The opening sequences of White God are refreshingly deceptive. When her mother leaves for a three-month stay in Australia, young teen Lili (Zsófia Psotta) is forced to live with her father Dániel (Sándor Zsótér). When he arrives to pick the girl up, it’s apparent that Lili’s parents have gone through a contentious divorce and her dad is somewhat baffled as to how he should deal with his daughter. To make matters worse, Dániel immediately recoils at the sight of Lili’s mixed-breed dog, Hagen, and balks at the idea of having an animal living in his home.
After a fitful first night together, father, daughter and dog get a surprise visit from an animal control officer demanding a “mixed breed” tax be paid for ownership of Hagen. The back-and-forth between Lili and Dániel about the fate of the mutt plays out like any typical family/pet film. Hagen is eventually set out in the world on his own.
And then White God goes darkly weird.
Over the course of the film’s two hours, writer-director Kornél Mundruczó really tells three parallel tales: Lili’s coming-of-age, her search for Hagen and Hagen’s adaptation into his new, ever-changing environment.
Mundruczó’s previous films include 2005’s Johanna and 2010’s Tender Son: The Frankenstein Project. The first is a musical version of the saga of Joan of Arc, the second a loose retelling of Mary Shelley’s protean horror classic. Critics panned both of these films, but the works established a sense of the 40-year-old auteur’s identity as a contemporary fantasist.
With 2014’s White God, Mundruczó garnered his greatest critical success. Last year, the film won the Prize Un Certain Regard at Cannes Film Festival and was nominated for a Best Foreign Film Academy Award. Perhaps most important, unlike the other two films, White God succeeds in offering an original script without using any source material, threading an increasingly fable-like tale through the backdrop of present-day Hungary.
Like many classic fairytales, White God starts out with a sense of absolutes: Lili’s father, like the rest of the film’s adults, is stern, unsympathetic and even harmful. Animals are inherently good. And children, like 13-year-old Lili, are usually forced to undergo some kind of quest. Yet by the end of the film, Mundruczó disregards these “truths” altogether.
There are dozens of “dog buddy films” in the history of cinema, from the 1957 Disney classic Old Yeller to the putrid Marley & Me (2008). Usually they’re of a predictable genre, i.e., “Benji will catch those bank robbers!” but there have been a few flicks that tweaked the formula. The 1975 cult favorite, A Boy and His Dog, is about Vic (Don Johnson), a teenaged boy and Blood, his telepathic mutt. The pair navigate a post-apocalyptic United States, looking for food and females. Better still, Samuel Fuller’s excellent White Dog (1982) used the genre to question whether racism is hopelessly conditioned or curable through love.
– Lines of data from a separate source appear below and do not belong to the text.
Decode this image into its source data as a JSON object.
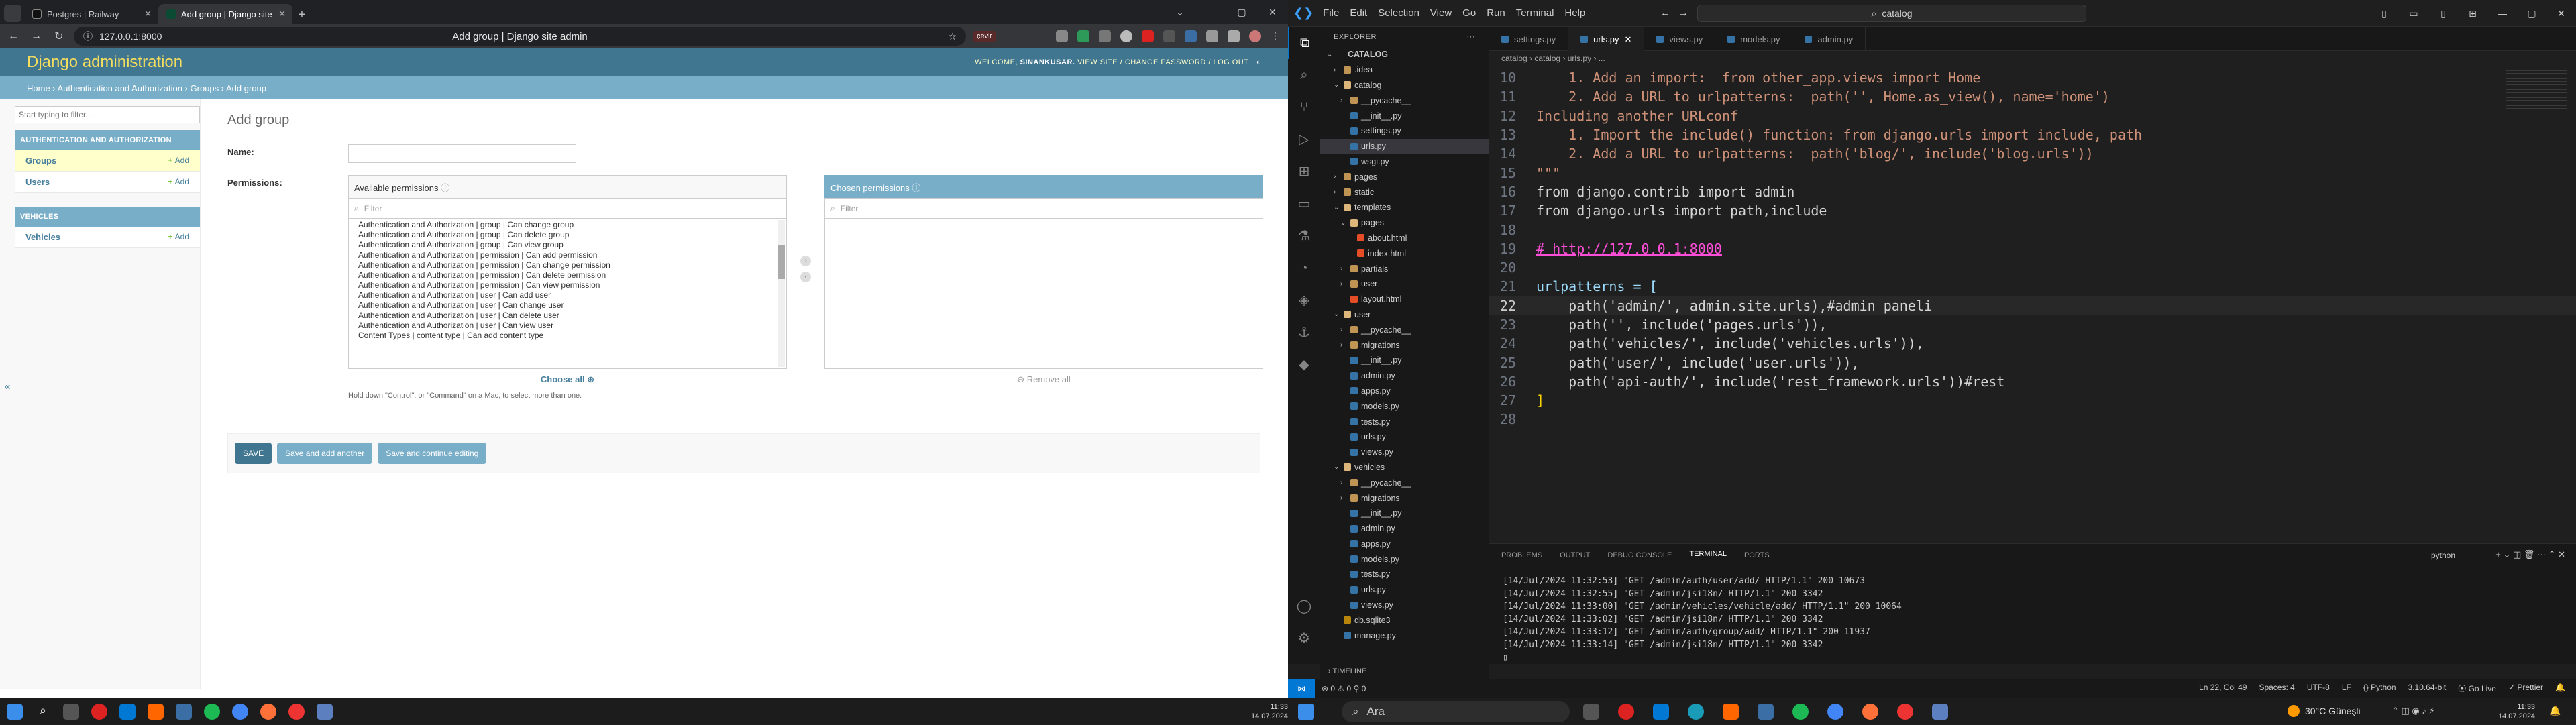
{
  "browser": {
    "tabs": [
      {
        "label": "Postgres | Railway"
      },
      {
        "label": "Add group | Django site"
      }
    ],
    "url": "127.0.0.1:8000",
    "page_title": "Add group | Django site admin",
    "ext_label": "çevir"
  },
  "django": {
    "branding": "Django administration",
    "welcome": "WELCOME,",
    "username": "SINANKUSAR.",
    "user_links": "VIEW SITE / CHANGE PASSWORD / LOG OUT",
    "breadcrumb": "Home › Authentication and Authorization › Groups › Add group",
    "nav_filter_placeholder": "Start typing to filter...",
    "modules": [
      {
        "caption": "AUTHENTICATION AND AUTHORIZATION",
        "rows": [
          {
            "name": "Groups",
            "add": "Add"
          },
          {
            "name": "Users",
            "add": "Add"
          }
        ]
      },
      {
        "caption": "VEHICLES",
        "rows": [
          {
            "name": "Vehicles",
            "add": "Add"
          }
        ]
      }
    ],
    "heading": "Add group",
    "name_label": "Name:",
    "perm_label": "Permissions:",
    "available_title": "Available permissions",
    "chosen_title": "Chosen permissions",
    "filter_placeholder": "Filter",
    "available_items": [
      "Authentication and Authorization | group | Can change group",
      "Authentication and Authorization | group | Can delete group",
      "Authentication and Authorization | group | Can view group",
      "Authentication and Authorization | permission | Can add permission",
      "Authentication and Authorization | permission | Can change permission",
      "Authentication and Authorization | permission | Can delete permission",
      "Authentication and Authorization | permission | Can view permission",
      "Authentication and Authorization | user | Can add user",
      "Authentication and Authorization | user | Can change user",
      "Authentication and Authorization | user | Can delete user",
      "Authentication and Authorization | user | Can view user",
      "Content Types | content type | Can add content type"
    ],
    "choose_all": "Choose all",
    "remove_all": "Remove all",
    "help": "Hold down \"Control\", or \"Command\" on a Mac, to select more than one.",
    "buttons": {
      "save": "SAVE",
      "save_add": "Save and add another",
      "save_continue": "Save and continue editing"
    }
  },
  "vscode": {
    "menu": [
      "File",
      "Edit",
      "Selection",
      "View",
      "Go",
      "Run",
      "Terminal",
      "Help"
    ],
    "command_center": "catalog",
    "explorer_title": "EXPLORER",
    "tree": [
      {
        "label": "CATALOG",
        "indent": 0,
        "kind": "root"
      },
      {
        "label": ".idea",
        "indent": 1,
        "kind": "folder"
      },
      {
        "label": "catalog",
        "indent": 1,
        "kind": "folder-open"
      },
      {
        "label": "__pycache__",
        "indent": 2,
        "kind": "folder"
      },
      {
        "label": "__init__.py",
        "indent": 2,
        "kind": "py"
      },
      {
        "label": "settings.py",
        "indent": 2,
        "kind": "py"
      },
      {
        "label": "urls.py",
        "indent": 2,
        "kind": "py",
        "selected": true
      },
      {
        "label": "wsgi.py",
        "indent": 2,
        "kind": "py"
      },
      {
        "label": "pages",
        "indent": 1,
        "kind": "folder"
      },
      {
        "label": "static",
        "indent": 1,
        "kind": "folder"
      },
      {
        "label": "templates",
        "indent": 1,
        "kind": "folder-open"
      },
      {
        "label": "pages",
        "indent": 2,
        "kind": "folder-open"
      },
      {
        "label": "about.html",
        "indent": 3,
        "kind": "html"
      },
      {
        "label": "index.html",
        "indent": 3,
        "kind": "html"
      },
      {
        "label": "partials",
        "indent": 2,
        "kind": "folder"
      },
      {
        "label": "user",
        "indent": 2,
        "kind": "folder"
      },
      {
        "label": "layout.html",
        "indent": 2,
        "kind": "html"
      },
      {
        "label": "user",
        "indent": 1,
        "kind": "folder-open"
      },
      {
        "label": "__pycache__",
        "indent": 2,
        "kind": "folder"
      },
      {
        "label": "migrations",
        "indent": 2,
        "kind": "folder"
      },
      {
        "label": "__init__.py",
        "indent": 2,
        "kind": "py"
      },
      {
        "label": "admin.py",
        "indent": 2,
        "kind": "py"
      },
      {
        "label": "apps.py",
        "indent": 2,
        "kind": "py"
      },
      {
        "label": "models.py",
        "indent": 2,
        "kind": "py"
      },
      {
        "label": "tests.py",
        "indent": 2,
        "kind": "py"
      },
      {
        "label": "urls.py",
        "indent": 2,
        "kind": "py"
      },
      {
        "label": "views.py",
        "indent": 2,
        "kind": "py"
      },
      {
        "label": "vehicles",
        "indent": 1,
        "kind": "folder-open"
      },
      {
        "label": "__pycache__",
        "indent": 2,
        "kind": "folder"
      },
      {
        "label": "migrations",
        "indent": 2,
        "kind": "folder"
      },
      {
        "label": "__init__.py",
        "indent": 2,
        "kind": "py"
      },
      {
        "label": "admin.py",
        "indent": 2,
        "kind": "py"
      },
      {
        "label": "apps.py",
        "indent": 2,
        "kind": "py"
      },
      {
        "label": "models.py",
        "indent": 2,
        "kind": "py"
      },
      {
        "label": "tests.py",
        "indent": 2,
        "kind": "py"
      },
      {
        "label": "urls.py",
        "indent": 2,
        "kind": "py"
      },
      {
        "label": "views.py",
        "indent": 2,
        "kind": "py"
      },
      {
        "label": "db.sqlite3",
        "indent": 1,
        "kind": "db"
      },
      {
        "label": "manage.py",
        "indent": 1,
        "kind": "py"
      }
    ],
    "timeline": "TIMELINE",
    "tabs": [
      "settings.py",
      "urls.py",
      "views.py",
      "models.py",
      "admin.py"
    ],
    "active_tab": "urls.py",
    "breadcrumb": "catalog › catalog › urls.py › ...",
    "code": [
      {
        "n": "10",
        "t": "    1. Add an import:  from other_app.views import Home",
        "c": "#ce9178"
      },
      {
        "n": "11",
        "t": "    2. Add a URL to urlpatterns:  path('', Home.as_view(), name='home')",
        "c": "#ce9178"
      },
      {
        "n": "12",
        "t": "Including another URLconf",
        "c": "#ce9178"
      },
      {
        "n": "13",
        "t": "    1. Import the include() function: from django.urls import include, path",
        "c": "#ce9178"
      },
      {
        "n": "14",
        "t": "    2. Add a URL to urlpatterns:  path('blog/', include('blog.urls'))",
        "c": "#ce9178"
      },
      {
        "n": "15",
        "t": "\"\"\"",
        "c": "#ce9178"
      },
      {
        "n": "16",
        "t": "from django.contrib import admin",
        "c": "#d4d4d4"
      },
      {
        "n": "17",
        "t": "from django.urls import path,include",
        "c": "#d4d4d4"
      },
      {
        "n": "18",
        "t": "",
        "c": "#d4d4d4"
      },
      {
        "n": "19",
        "t": "# http://127.0.0.1:8000",
        "c": "#ff4fd8"
      },
      {
        "n": "20",
        "t": "",
        "c": "#d4d4d4"
      },
      {
        "n": "21",
        "t": "urlpatterns = [",
        "c": "#9cdcfe"
      },
      {
        "n": "22",
        "t": "    path('admin/', admin.site.urls),#admin paneli",
        "c": "#d4d4d4"
      },
      {
        "n": "23",
        "t": "    path('', include('pages.urls')),",
        "c": "#d4d4d4"
      },
      {
        "n": "24",
        "t": "    path('vehicles/', include('vehicles.urls')),",
        "c": "#d4d4d4"
      },
      {
        "n": "25",
        "t": "    path('user/', include('user.urls')),",
        "c": "#d4d4d4"
      },
      {
        "n": "26",
        "t": "    path('api-auth/', include('rest_framework.urls'))#rest",
        "c": "#d4d4d4"
      },
      {
        "n": "27",
        "t": "]",
        "c": "#ffd700"
      },
      {
        "n": "28",
        "t": "",
        "c": "#d4d4d4"
      }
    ],
    "current_line": "22",
    "panel_tabs": [
      "PROBLEMS",
      "OUTPUT",
      "DEBUG CONSOLE",
      "TERMINAL",
      "PORTS"
    ],
    "active_panel": "TERMINAL",
    "panel_lang": "python",
    "terminal": [
      "[14/Jul/2024 11:32:53] \"GET /admin/auth/user/add/ HTTP/1.1\" 200 10673",
      "[14/Jul/2024 11:32:55] \"GET /admin/jsi18n/ HTTP/1.1\" 200 3342",
      "[14/Jul/2024 11:33:00] \"GET /admin/vehicles/vehicle/add/ HTTP/1.1\" 200 10064",
      "[14/Jul/2024 11:33:02] \"GET /admin/jsi18n/ HTTP/1.1\" 200 3342",
      "[14/Jul/2024 11:33:12] \"GET /admin/auth/group/add/ HTTP/1.1\" 200 11937",
      "[14/Jul/2024 11:33:14] \"GET /admin/jsi18n/ HTTP/1.1\" 200 3342"
    ],
    "status": {
      "left": "⊗ 0 ⚠ 0   ⚲ 0",
      "position": "Ln 22, Col 49",
      "spaces": "Spaces: 4",
      "enc": "UTF-8",
      "eol": "LF",
      "lang": "{} Python",
      "interp": "3.10.64-bit",
      "golive": "⦿ Go Live",
      "prettier": "✓ Prettier"
    }
  },
  "taskbar": {
    "search": "Ara",
    "weather": "30°C Güneşli",
    "time_left": "11:33",
    "date_left": "14.07.2024",
    "time_right": "11:33",
    "date_right": "14.07.2024"
  },
  "colors": {
    "django_primary": "#417690",
    "django_secondary": "#79aec8",
    "vscode_accent": "#0078d4"
  }
}
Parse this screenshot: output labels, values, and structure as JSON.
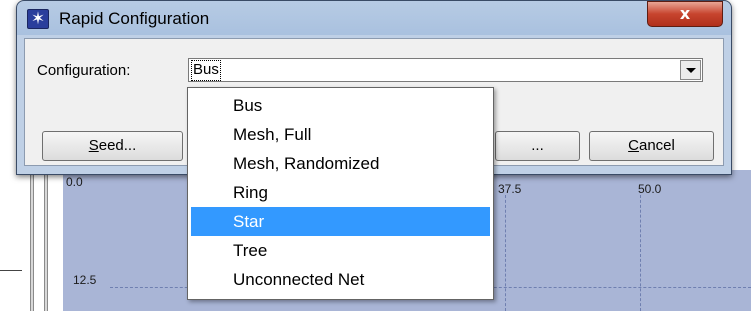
{
  "window": {
    "title": "Rapid Configuration",
    "close_glyph": "x"
  },
  "config": {
    "label": "Configuration:",
    "value": "Bus"
  },
  "buttons": {
    "seed": "Seed...",
    "partial": "...",
    "cancel": "Cancel"
  },
  "dropdown": {
    "options": [
      "Bus",
      "Mesh, Full",
      "Mesh, Randomized",
      "Ring",
      "Star",
      "Tree",
      "Unconnected Net"
    ],
    "highlighted": "Star"
  },
  "background_grid": {
    "labels": [
      "0.0",
      "37.5",
      "50.0",
      "12.5"
    ]
  },
  "colors": {
    "highlight": "#3399ff",
    "canvas": "#a9b5d6",
    "close_button": "#c7442e",
    "title_icon": "#2a3e9c"
  },
  "icons": [
    "app-star-icon",
    "close-icon",
    "chevron-down-icon"
  ]
}
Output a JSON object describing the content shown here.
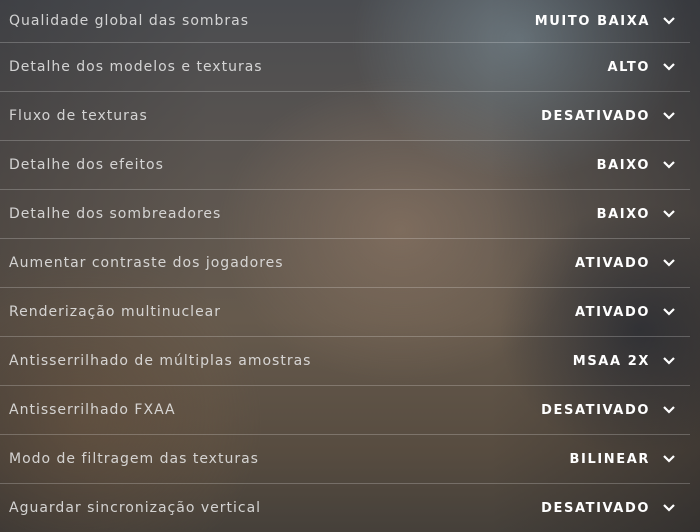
{
  "settings": [
    {
      "label": "Qualidade global das sombras",
      "value": "MUITO BAIXA",
      "icon": "chevron-down-icon"
    },
    {
      "label": "Detalhe dos modelos e texturas",
      "value": "ALTO",
      "icon": "chevron-down-icon"
    },
    {
      "label": "Fluxo de texturas",
      "value": "DESATIVADO",
      "icon": "chevron-down-icon"
    },
    {
      "label": "Detalhe dos efeitos",
      "value": "BAIXO",
      "icon": "chevron-down-icon"
    },
    {
      "label": "Detalhe dos sombreadores",
      "value": "BAIXO",
      "icon": "chevron-down-icon"
    },
    {
      "label": "Aumentar contraste dos jogadores",
      "value": "ATIVADO",
      "icon": "chevron-down-icon"
    },
    {
      "label": "Renderização multinuclear",
      "value": "ATIVADO",
      "icon": "chevron-down-icon"
    },
    {
      "label": "Antisserrilhado de múltiplas amostras",
      "value": "MSAA 2X",
      "icon": "chevron-down-icon"
    },
    {
      "label": "Antisserrilhado FXAA",
      "value": "DESATIVADO",
      "icon": "chevron-down-icon"
    },
    {
      "label": "Modo de filtragem das texturas",
      "value": "BILINEAR",
      "icon": "chevron-down-icon"
    },
    {
      "label": "Aguardar sincronização vertical",
      "value": "DESATIVADO",
      "icon": "chevron-down-icon"
    }
  ],
  "colors": {
    "label_text": "#e6e6e6",
    "value_text": "#ffffff",
    "divider": "#ffffff"
  }
}
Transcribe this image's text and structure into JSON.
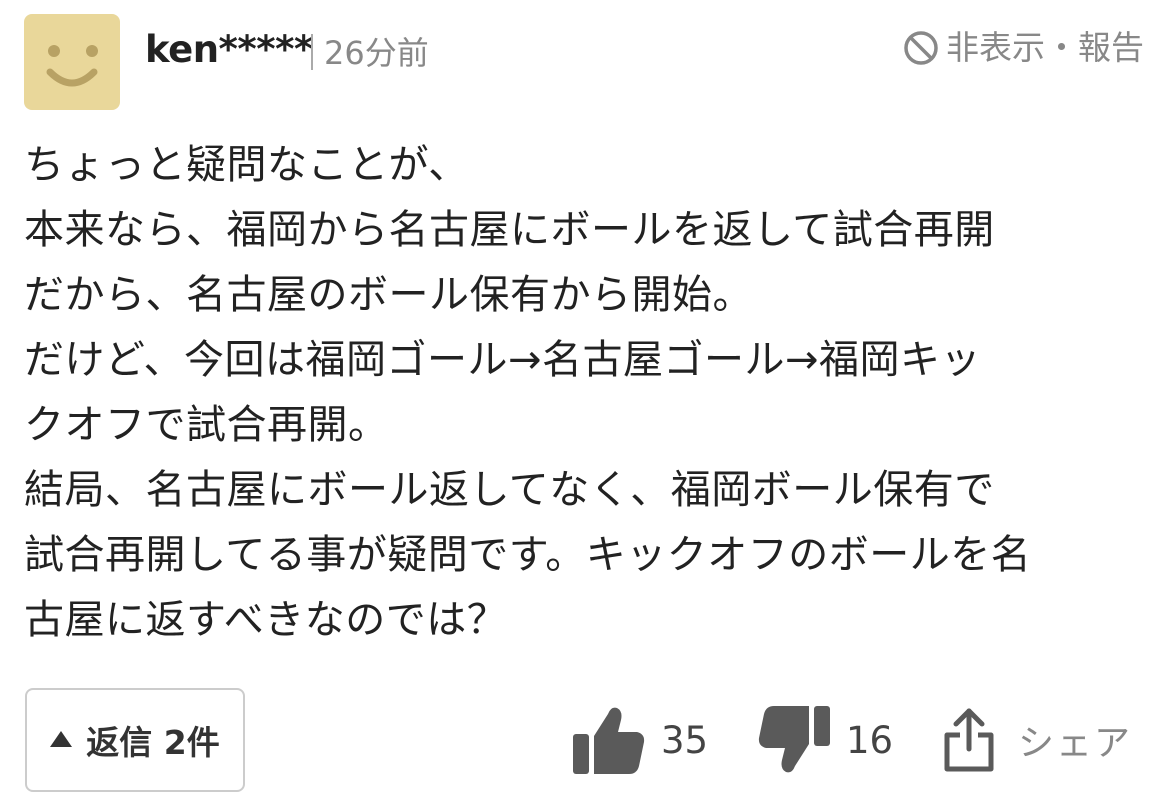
{
  "comment": {
    "user": {
      "name": "ken*****",
      "avatar_color": "#e9d79a",
      "avatar_icon": "smiley-face-icon"
    },
    "timestamp": "26分前",
    "report_label": "非表示・報告",
    "body": "ちょっと疑問なことが、\n本来なら、福岡から名古屋にボールを返して試合再開\nだから、名古屋のボール保有から開始。\nだけど、今回は福岡ゴール→名古屋ゴール→福岡キッ\nクオフで試合再開。\n結局、名古屋にボール返してなく、福岡ボール保有で\n試合再開してる事が疑問です。キックオフのボールを名\n古屋に返すべきなのでは？"
  },
  "footer": {
    "reply_label": "返信 2件",
    "likes": "35",
    "dislikes": "16",
    "share_label": "シェア"
  },
  "colors": {
    "text": "#222222",
    "muted": "#888888",
    "icon": "#5a5a5a",
    "border": "#cccccc"
  }
}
White God takes Fuller’s allegorical stance and asks equally big questions. After Hagen is finally captured by the stormtrooper-like agents of animal control, he winds up in a gulag-like shelter with other “mixed-breed,” outcast breeds. A revolt ensues and some of the film’s more powerful scenes feature dozens of dogs racing through the city, exacting their revenge on the very beings that had first shunned and then imprisoned them. Mundruczó is never heavy-handed with this canine day of reckoning, but he still questions how we treat those we have shunned and makes us wonder if there will be an inevitable atonement for that prejudice.
Mundruczó certainly knows that many who watch his film will have great affection for dogs, so it’s a good thing he never panders to those emotions, since the animals’ affability quickly fades when their own agenda is revealed. As a caveat, there are a few brutal scenes of humans brutally mistreating the animals — difficult to watch.
Coming-of-age tale, adventure film, rumination on human-animal relations … White God attempts to cover a lot of ground in two hours. And it succeeds, showing that new filmmakers can breathe new life into old ideas, while also making a strong case for leash laws.